Tumbler Ridge Museum Foundation
Box 1348 Tumbler Ridge, BC V0C 2W0
Contact: Dr Charles Helm, Vice President – 250 242
October 22, 2004
It was one of the defining moments in the evolution
of Tumbler Ridge. In July 2001 palaeontologist Rich McCrea laid
compass on a projecting piece of rock beside Flatbed Creek,
and realized it was the second dinosaur bone ever to be found
in the province of British Columbia.
Beside McCrea were Mark Turner and Daniel Helm, and the dinosaur
trackway these boys had discovered the previous summer. This
was one of the first occurrences to be documented of dinosaur
footprints and bone occurring together in the same rock layer,
and paved the way for further research.
Thanks to the interest
and wave of exploration these discoveries generated, almost
300 bones have since been discovered in the
Tumbler Ridge area, from two distinct geological ages. Footprints
of many types have been found from five geological formations.
Tumbler Ridge has become a centre for palaeontological research
in western Canada, and the resulting exhibits and attention
have diversified its once flagging economy and helped stimulate
It is hard to believe that all this has happened in the space
of just three years.
At the time there was no Tumbler Ridge Museum Foundation, no
Peace Region Palaeontology Research Centre, and therefore
nowhere in the region that could accept this important specimen.
it was surrounded in Plaster of Paris, expertly removed,
to the nearest facility in BC that could accept it, The Exploration
Place in Prince George. It has been on display there for
the past three years.
This piece of TR history has now returned “home”.
On 19 October 2004 Bob Campbell, Manager of Curatorial
Services at The Exploration Place, brought the bone back to Tumbler
for it to be added to the museum’s collections and
further researched.
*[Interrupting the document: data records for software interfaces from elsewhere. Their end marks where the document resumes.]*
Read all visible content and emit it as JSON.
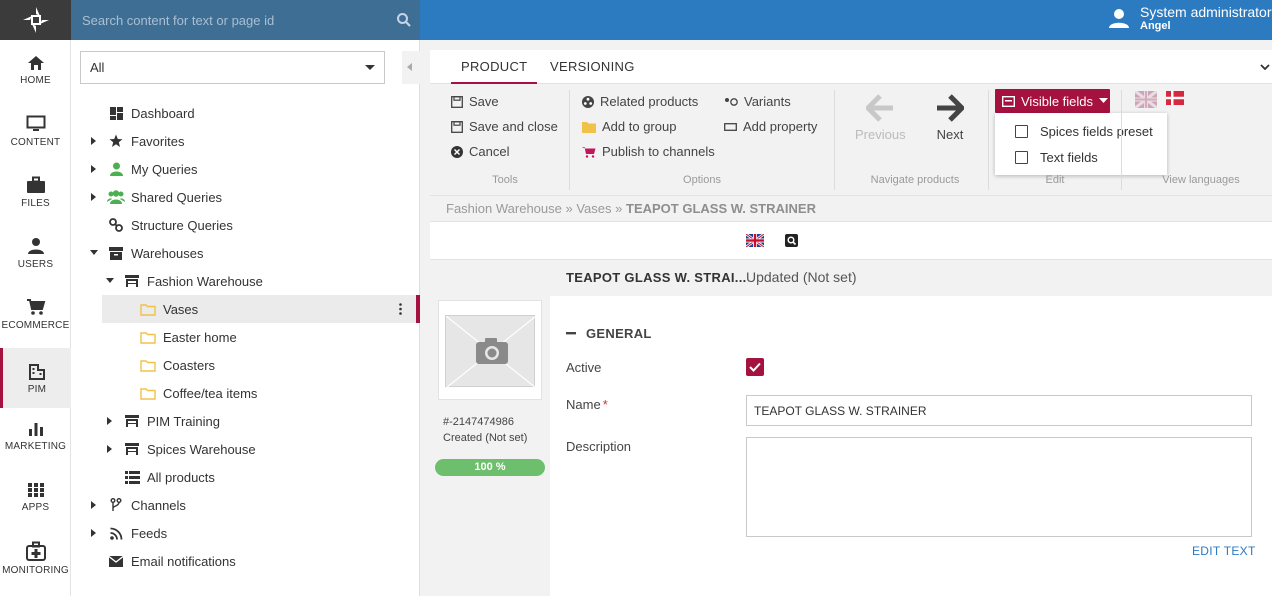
{
  "topbar": {
    "search_placeholder": "Search content for text or page id",
    "user_name": "System administrator",
    "user_sub": "Angel"
  },
  "leftnav": [
    {
      "label": "HOME",
      "icon": "home-icon"
    },
    {
      "label": "CONTENT",
      "icon": "monitor-icon"
    },
    {
      "label": "FILES",
      "icon": "briefcase-icon"
    },
    {
      "label": "USERS",
      "icon": "user-icon"
    },
    {
      "label": "ECOMMERCE",
      "icon": "cart-icon"
    },
    {
      "label": "PIM",
      "icon": "building-icon",
      "active": true
    },
    {
      "label": "MARKETING",
      "icon": "bar-chart-icon"
    },
    {
      "label": "APPS",
      "icon": "grid-icon"
    },
    {
      "label": "MONITORING",
      "icon": "first-aid-icon"
    }
  ],
  "tree": {
    "filter": "All",
    "items": [
      {
        "label": "Dashboard"
      },
      {
        "label": "Favorites"
      },
      {
        "label": "My Queries"
      },
      {
        "label": "Shared Queries"
      },
      {
        "label": "Structure Queries"
      },
      {
        "label": "Warehouses"
      },
      {
        "label": "Fashion Warehouse"
      },
      {
        "label": "Vases"
      },
      {
        "label": "Easter home"
      },
      {
        "label": "Coasters"
      },
      {
        "label": "Coffee/tea items"
      },
      {
        "label": "PIM Training"
      },
      {
        "label": "Spices Warehouse"
      },
      {
        "label": "All products"
      },
      {
        "label": "Channels"
      },
      {
        "label": "Feeds"
      },
      {
        "label": "Email notifications"
      }
    ]
  },
  "tabs": [
    "PRODUCT",
    "VERSIONING"
  ],
  "ribbon": {
    "tools": {
      "save": "Save",
      "save_close": "Save and close",
      "cancel": "Cancel",
      "group": "Tools"
    },
    "options": {
      "related": "Related products",
      "add_group": "Add to group",
      "publish": "Publish to channels",
      "variants": "Variants",
      "add_property": "Add property",
      "group": "Options"
    },
    "navigate": {
      "previous": "Previous",
      "next": "Next",
      "group": "Navigate products"
    },
    "edit": {
      "visible_fields": "Visible fields",
      "group": "Edit",
      "menu": [
        "Spices fields preset",
        "Text fields"
      ]
    },
    "languages": {
      "group": "View languages"
    }
  },
  "breadcrumb": {
    "part1": "Fashion Warehouse",
    "sep": "»",
    "part2": "Vases",
    "current": "TEAPOT GLASS W. STRAINER"
  },
  "product": {
    "title": "TEAPOT GLASS W. STRAI...",
    "updated": "Updated (Not set)",
    "id": "#-2147474986",
    "created": "Created (Not set)",
    "progress": "100 %",
    "progress_value": 100
  },
  "form": {
    "section": "GENERAL",
    "active_label": "Active",
    "active_checked": true,
    "name_label": "Name",
    "name_required": "*",
    "name_value": "TEAPOT GLASS W. STRAINER",
    "description_label": "Description",
    "description_value": "",
    "edit_text": "EDIT TEXT"
  },
  "colors": {
    "accent": "#a6123f",
    "topbar": "#2c7bc1",
    "success": "#6dbf6d"
  }
}
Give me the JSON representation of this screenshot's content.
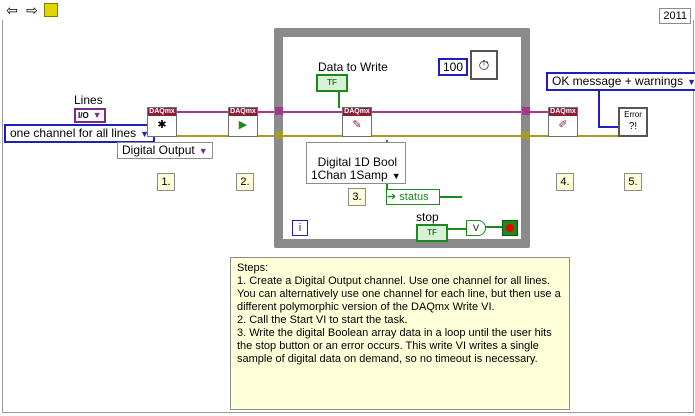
{
  "toolbar": {
    "run": "⇦",
    "arrow": "⇨",
    "run_icon": "run-arrow-icon",
    "year": "2011"
  },
  "controls": {
    "lines_label": "Lines",
    "lines_io": "I/O",
    "channel_mode": "one channel for all lines",
    "digital_output": "Digital Output",
    "message_mode": "OK message + warnings",
    "poly_write": "Digital 1D Bool\n1Chan 1Samp"
  },
  "vis": {
    "daqmx": "DAQmx",
    "error_label": "Error"
  },
  "steps": [
    "1.",
    "2.",
    "3.",
    "4.",
    "5."
  ],
  "loop": {
    "data_to_write": "Data to Write",
    "bool_const": "TF",
    "wait_ms": "100",
    "status_label": "status",
    "stop_label": "stop",
    "or_label": "V",
    "iteration": "i"
  },
  "notes": {
    "title": "Steps:",
    "lines": [
      "1.   Create a Digital Output channel.  Use one channel for all lines.  You can alternatively use one channel for each line, but then use a different polymorphic version of the DAQmx Write VI.",
      "2.  Call the Start VI to start the task.",
      "3.  Write the digital Boolean array data in a loop until the user hits the stop button or an error occurs.  This write VI writes a single sample of digital data on demand, so no timeout is necessary."
    ]
  },
  "colors": {
    "task_wire": "#a6378f",
    "error_wire": "#a69a2a",
    "bool_wire": "#1b8a1b",
    "dbl_wire": "#f07c00"
  }
}
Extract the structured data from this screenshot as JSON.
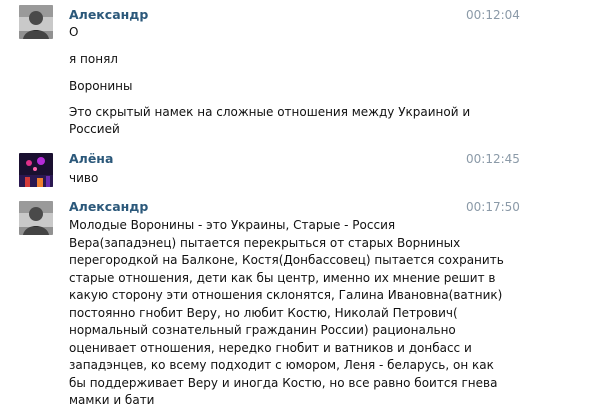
{
  "messages": [
    {
      "author": "Александр",
      "time": "00:12:04",
      "avatar_icon": "user-photo-icon",
      "lines": [
        "О",
        "я понял",
        "Воронины",
        "Это скрытый намек на сложные отношения между Украиной и",
        "Россией"
      ]
    },
    {
      "author": "Алёна",
      "time": "00:12:45",
      "avatar_icon": "user-photo-icon",
      "lines": [
        "чиво"
      ]
    },
    {
      "author": "Александр",
      "time": "00:17:50",
      "avatar_icon": "user-photo-icon",
      "lines": [
        "Молодые Воронины - это Украины, Старые - Россия",
        "Вера(западэнец) пытается перекрыться от старых Ворниных",
        "перегородкой на Балконе, Костя(Донбассовец) пытается сохранить",
        "старые отношения, дети как бы центр, именно их мнение решит в",
        "какую сторону эти отношения склонятся, Галина Ивановна(ватник)",
        "постоянно гнобит Веру, но любит Костю, Николай Петрович(",
        "нормальный сознательный гражданин России) рационально",
        "оценивает отношения, нередко гнобит и ватников и донбасс и",
        "западэнцев, ко всему подходит с юмором, Леня - беларусь, он как",
        "бы поддерживает Веру и иногда Костю, но все равно боится гнева",
        "мамки и бати"
      ]
    }
  ],
  "colors": {
    "author": "#2b587a",
    "time": "#8b9aa8",
    "text": "#111111",
    "background": "#ffffff"
  }
}
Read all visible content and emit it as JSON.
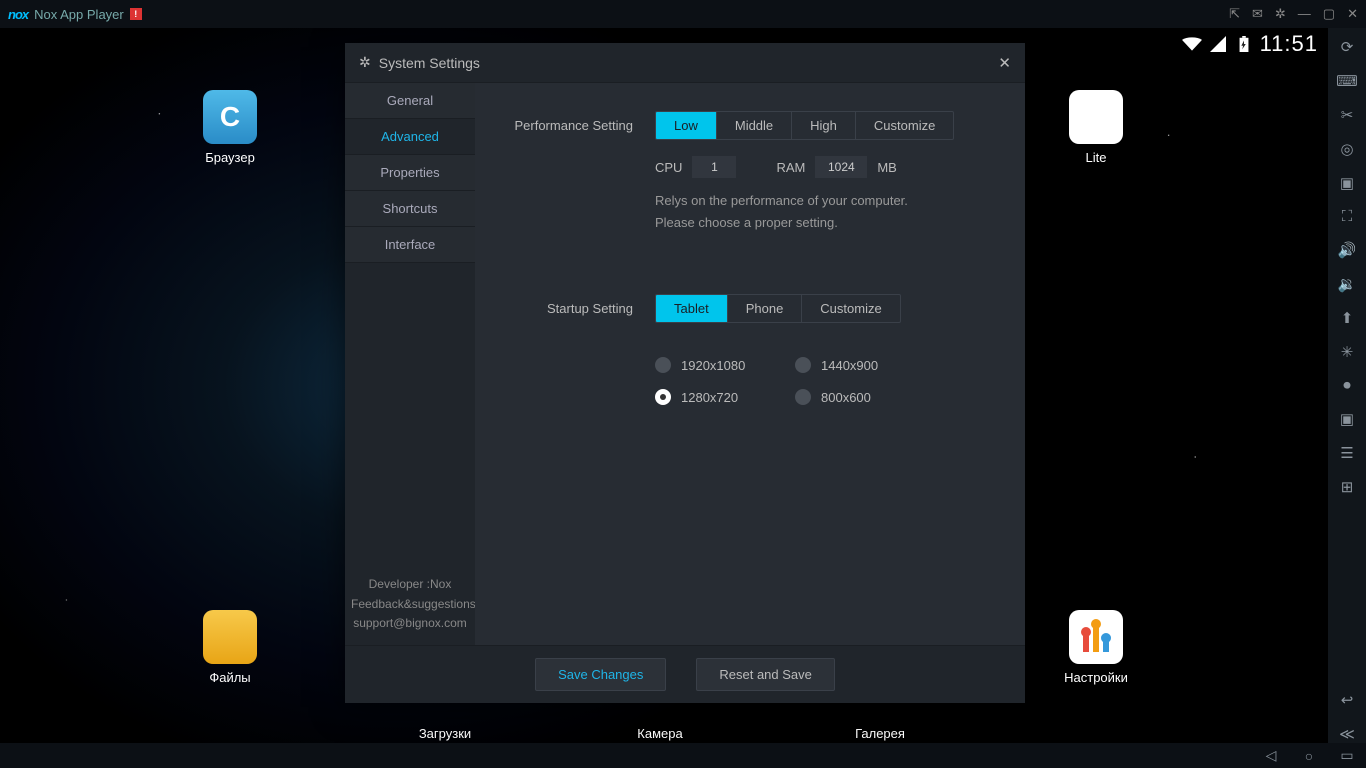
{
  "titlebar": {
    "logo": "nox",
    "title": "Nox App Player"
  },
  "statusbar": {
    "time": "11:51"
  },
  "apps": {
    "browser": "Браузер",
    "lite": "Lite",
    "files": "Файлы",
    "settings_app": "Настройки",
    "downloads": "Загрузки",
    "camera": "Камера",
    "gallery": "Галерея"
  },
  "modal": {
    "title": "System Settings",
    "tabs": {
      "general": "General",
      "advanced": "Advanced",
      "properties": "Properties",
      "shortcuts": "Shortcuts",
      "interface": "Interface"
    },
    "perf": {
      "label": "Performance Setting",
      "low": "Low",
      "middle": "Middle",
      "high": "High",
      "customize": "Customize",
      "cpu_label": "CPU",
      "cpu_value": "1",
      "ram_label": "RAM",
      "ram_value": "1024",
      "ram_unit": "MB",
      "hint1": "Relys on the performance of your computer.",
      "hint2": "Please choose a proper setting."
    },
    "start": {
      "label": "Startup Setting",
      "tablet": "Tablet",
      "phone": "Phone",
      "customize": "Customize",
      "res1": "1920x1080",
      "res2": "1440x900",
      "res3": "1280x720",
      "res4": "800x600"
    },
    "footer": {
      "developer": "Developer :Nox",
      "feedback": "Feedback&suggestions:",
      "email": "support@bignox.com",
      "save": "Save Changes",
      "reset": "Reset and Save"
    }
  }
}
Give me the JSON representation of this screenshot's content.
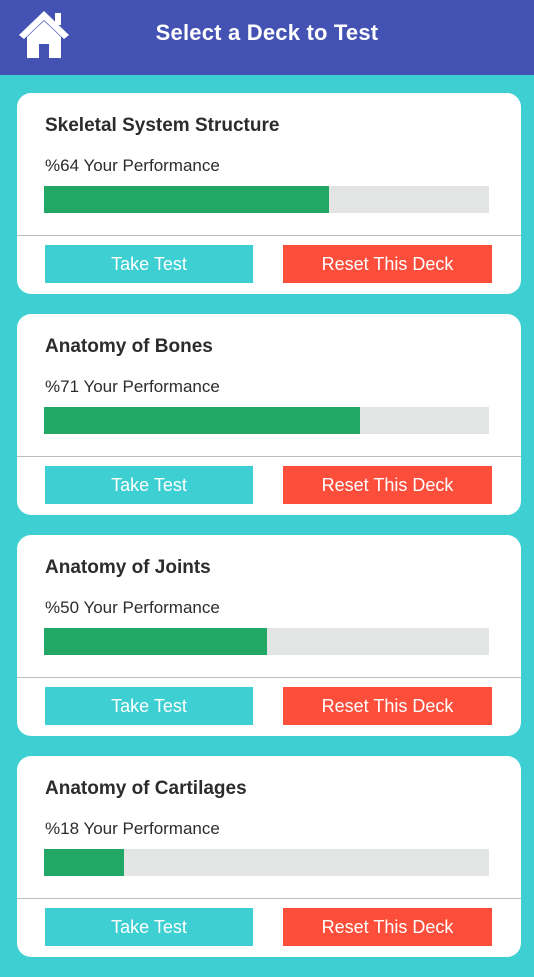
{
  "header": {
    "title": "Select a Deck to Test",
    "home_icon": "home-icon"
  },
  "colors": {
    "header_bg": "#4453b3",
    "page_bg": "#3ecfd2",
    "progress_fill": "#22a765",
    "progress_track": "#e3e4e4",
    "take_test": "#3ecfd2",
    "reset": "#fc4e3b"
  },
  "decks": [
    {
      "title": "Skeletal System Structure",
      "performance_label": "%64 Your Performance",
      "performance": 64,
      "take_test_label": "Take Test",
      "reset_label": "Reset This Deck"
    },
    {
      "title": "Anatomy of Bones",
      "performance_label": "%71 Your Performance",
      "performance": 71,
      "take_test_label": "Take Test",
      "reset_label": "Reset This Deck"
    },
    {
      "title": "Anatomy of Joints",
      "performance_label": "%50 Your Performance",
      "performance": 50,
      "take_test_label": "Take Test",
      "reset_label": "Reset This Deck"
    },
    {
      "title": "Anatomy of Cartilages",
      "performance_label": "%18 Your Performance",
      "performance": 18,
      "take_test_label": "Take Test",
      "reset_label": "Reset This Deck"
    }
  ]
}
In future it will form a centerpiece
in Tumbler Ridge’s
palaeontology exhibits. As the dinosaur Tumbler Ridge dinosaur
research proceeds, further exhibit material will be provided
to The Exploration Place so that this fascinating story
will continue to be told in Prince George.
The bone being presented to the Tumbler
Ridge Museum Foundation.
From left to right:
Kevin Sharman, Scientific Advisor to TRMF; Bob Campbell, Manager
Curatorial Services, The Exploration Place; Charles Helm, TRMF
President; and TRMF palaeontologists Rich McCrea and Lisa Buckley
The bone in its encasing rock,
with a 10 cm scale.